• _Problem details_
Only lines containing "lock" are wanted from the data below. Copy those lines.

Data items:
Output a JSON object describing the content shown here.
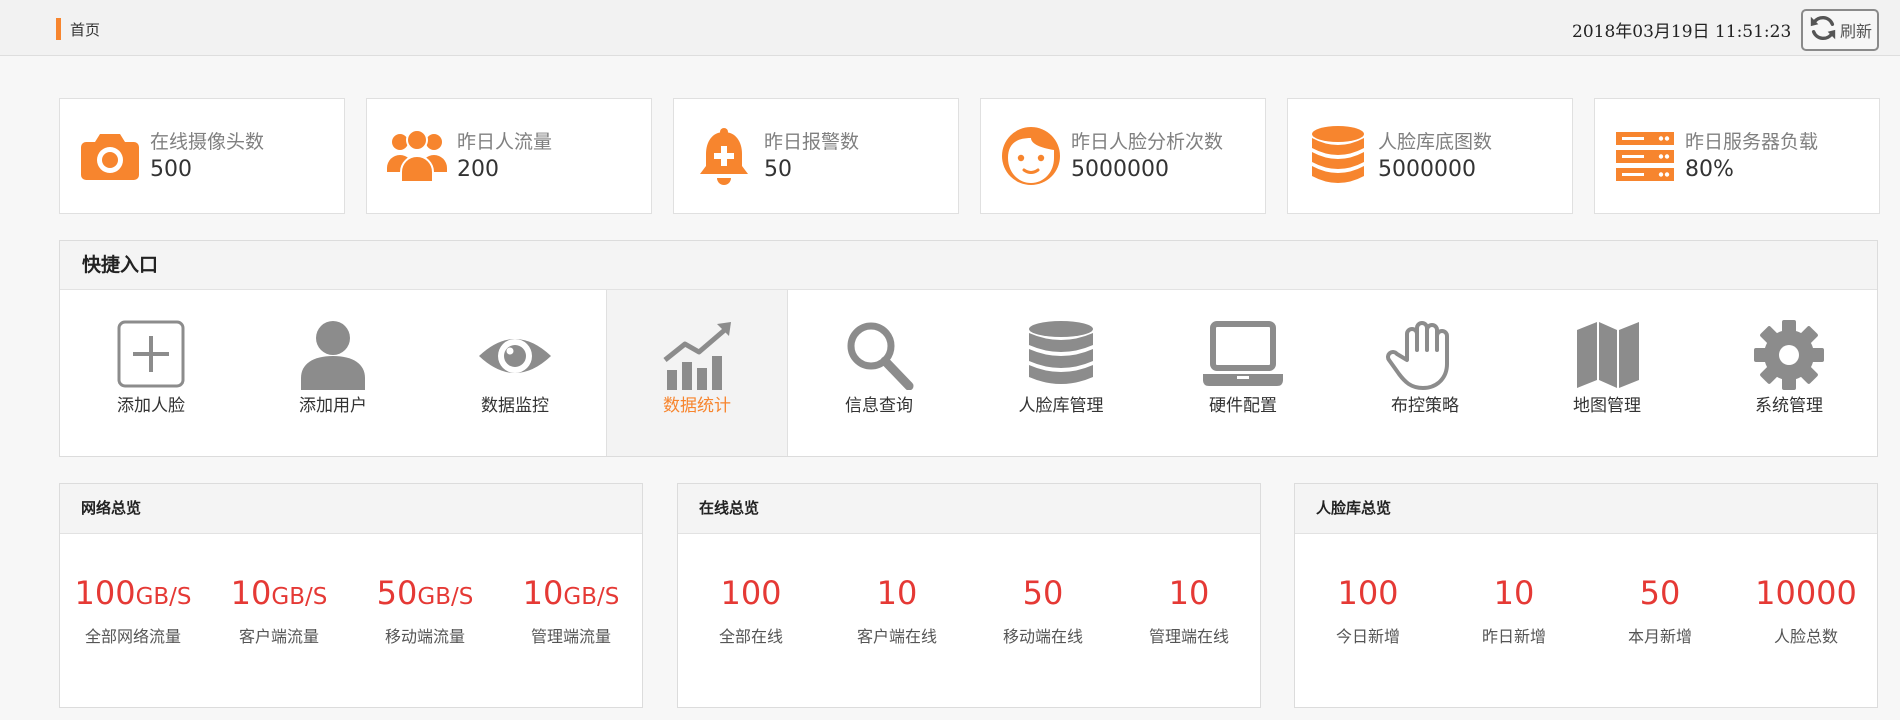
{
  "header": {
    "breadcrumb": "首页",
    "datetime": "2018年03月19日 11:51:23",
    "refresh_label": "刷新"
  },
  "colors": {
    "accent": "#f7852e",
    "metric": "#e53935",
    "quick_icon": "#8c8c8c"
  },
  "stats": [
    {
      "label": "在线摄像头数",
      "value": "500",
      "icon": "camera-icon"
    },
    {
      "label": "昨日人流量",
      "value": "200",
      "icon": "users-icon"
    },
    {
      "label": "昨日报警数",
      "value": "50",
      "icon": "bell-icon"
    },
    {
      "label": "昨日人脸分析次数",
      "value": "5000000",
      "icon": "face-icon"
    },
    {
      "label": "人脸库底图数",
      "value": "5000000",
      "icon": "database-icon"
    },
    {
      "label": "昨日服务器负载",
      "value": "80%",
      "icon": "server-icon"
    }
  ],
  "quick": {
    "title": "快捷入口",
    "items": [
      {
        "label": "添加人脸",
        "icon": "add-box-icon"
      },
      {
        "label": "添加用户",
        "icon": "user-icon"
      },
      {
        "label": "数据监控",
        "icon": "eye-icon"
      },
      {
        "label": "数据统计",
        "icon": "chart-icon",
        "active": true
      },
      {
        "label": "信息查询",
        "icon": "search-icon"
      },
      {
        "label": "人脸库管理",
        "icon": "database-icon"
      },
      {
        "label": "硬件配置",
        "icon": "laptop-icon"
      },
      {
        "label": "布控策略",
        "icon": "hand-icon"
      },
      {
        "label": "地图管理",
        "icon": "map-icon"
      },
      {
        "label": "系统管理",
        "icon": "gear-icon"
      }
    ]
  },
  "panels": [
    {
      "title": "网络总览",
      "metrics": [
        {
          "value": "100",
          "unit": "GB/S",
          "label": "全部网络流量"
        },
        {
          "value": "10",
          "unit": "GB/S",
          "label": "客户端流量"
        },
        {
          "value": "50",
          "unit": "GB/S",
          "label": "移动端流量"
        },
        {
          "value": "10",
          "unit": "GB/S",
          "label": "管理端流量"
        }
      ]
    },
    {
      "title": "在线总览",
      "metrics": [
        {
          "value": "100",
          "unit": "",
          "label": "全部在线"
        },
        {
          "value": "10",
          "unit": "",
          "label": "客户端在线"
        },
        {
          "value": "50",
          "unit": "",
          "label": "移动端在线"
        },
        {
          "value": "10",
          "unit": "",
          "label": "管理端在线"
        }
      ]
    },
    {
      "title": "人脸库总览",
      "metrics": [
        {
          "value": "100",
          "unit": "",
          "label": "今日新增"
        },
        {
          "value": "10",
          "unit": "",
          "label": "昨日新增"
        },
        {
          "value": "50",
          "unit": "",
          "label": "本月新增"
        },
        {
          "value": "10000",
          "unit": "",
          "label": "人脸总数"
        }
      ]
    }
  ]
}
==
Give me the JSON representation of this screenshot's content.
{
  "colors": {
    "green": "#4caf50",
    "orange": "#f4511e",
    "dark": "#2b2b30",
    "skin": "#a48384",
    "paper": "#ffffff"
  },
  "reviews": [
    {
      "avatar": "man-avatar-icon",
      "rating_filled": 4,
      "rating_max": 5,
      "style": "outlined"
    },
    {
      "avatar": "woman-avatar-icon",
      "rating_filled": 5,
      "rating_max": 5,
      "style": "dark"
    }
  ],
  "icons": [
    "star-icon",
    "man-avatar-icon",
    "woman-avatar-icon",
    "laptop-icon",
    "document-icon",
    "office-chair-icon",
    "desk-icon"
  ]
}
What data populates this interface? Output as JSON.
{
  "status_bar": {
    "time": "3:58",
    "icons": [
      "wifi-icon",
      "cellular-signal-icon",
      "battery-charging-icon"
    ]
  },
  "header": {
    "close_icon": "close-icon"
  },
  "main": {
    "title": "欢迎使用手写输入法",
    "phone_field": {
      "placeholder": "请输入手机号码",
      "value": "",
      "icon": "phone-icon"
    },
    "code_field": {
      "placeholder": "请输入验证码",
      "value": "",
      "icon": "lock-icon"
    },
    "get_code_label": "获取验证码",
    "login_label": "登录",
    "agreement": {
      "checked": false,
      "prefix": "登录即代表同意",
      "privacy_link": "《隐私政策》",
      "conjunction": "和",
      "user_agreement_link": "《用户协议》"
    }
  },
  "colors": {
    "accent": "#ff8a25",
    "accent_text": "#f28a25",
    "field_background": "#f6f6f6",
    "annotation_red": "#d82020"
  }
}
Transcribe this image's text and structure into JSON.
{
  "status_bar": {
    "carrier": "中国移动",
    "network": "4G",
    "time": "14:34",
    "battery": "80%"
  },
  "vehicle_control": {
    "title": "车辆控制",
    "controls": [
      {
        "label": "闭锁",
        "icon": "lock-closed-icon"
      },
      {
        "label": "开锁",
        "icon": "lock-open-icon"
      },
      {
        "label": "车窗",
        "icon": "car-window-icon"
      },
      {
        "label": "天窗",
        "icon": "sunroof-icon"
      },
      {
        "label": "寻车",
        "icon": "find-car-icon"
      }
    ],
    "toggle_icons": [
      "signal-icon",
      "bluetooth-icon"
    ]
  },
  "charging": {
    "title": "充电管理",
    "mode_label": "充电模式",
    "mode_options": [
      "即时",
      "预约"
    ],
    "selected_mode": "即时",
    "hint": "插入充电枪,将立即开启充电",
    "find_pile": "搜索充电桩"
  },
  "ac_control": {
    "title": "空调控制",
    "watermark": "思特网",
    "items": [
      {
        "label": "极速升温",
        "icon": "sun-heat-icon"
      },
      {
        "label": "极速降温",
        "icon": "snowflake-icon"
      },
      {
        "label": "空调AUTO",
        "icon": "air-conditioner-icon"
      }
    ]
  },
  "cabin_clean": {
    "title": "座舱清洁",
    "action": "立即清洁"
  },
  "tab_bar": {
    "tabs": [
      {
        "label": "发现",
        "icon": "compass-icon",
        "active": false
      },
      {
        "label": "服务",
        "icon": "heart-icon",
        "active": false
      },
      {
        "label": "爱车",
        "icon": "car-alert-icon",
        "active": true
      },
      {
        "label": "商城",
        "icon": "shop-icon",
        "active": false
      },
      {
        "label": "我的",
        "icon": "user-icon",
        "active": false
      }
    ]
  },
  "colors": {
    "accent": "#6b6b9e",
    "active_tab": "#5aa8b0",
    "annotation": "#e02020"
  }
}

• _Answer box_
      "icon": "lock-icon"
        "icon": "lock-closed-icon"
        "icon": "lock-open-icon"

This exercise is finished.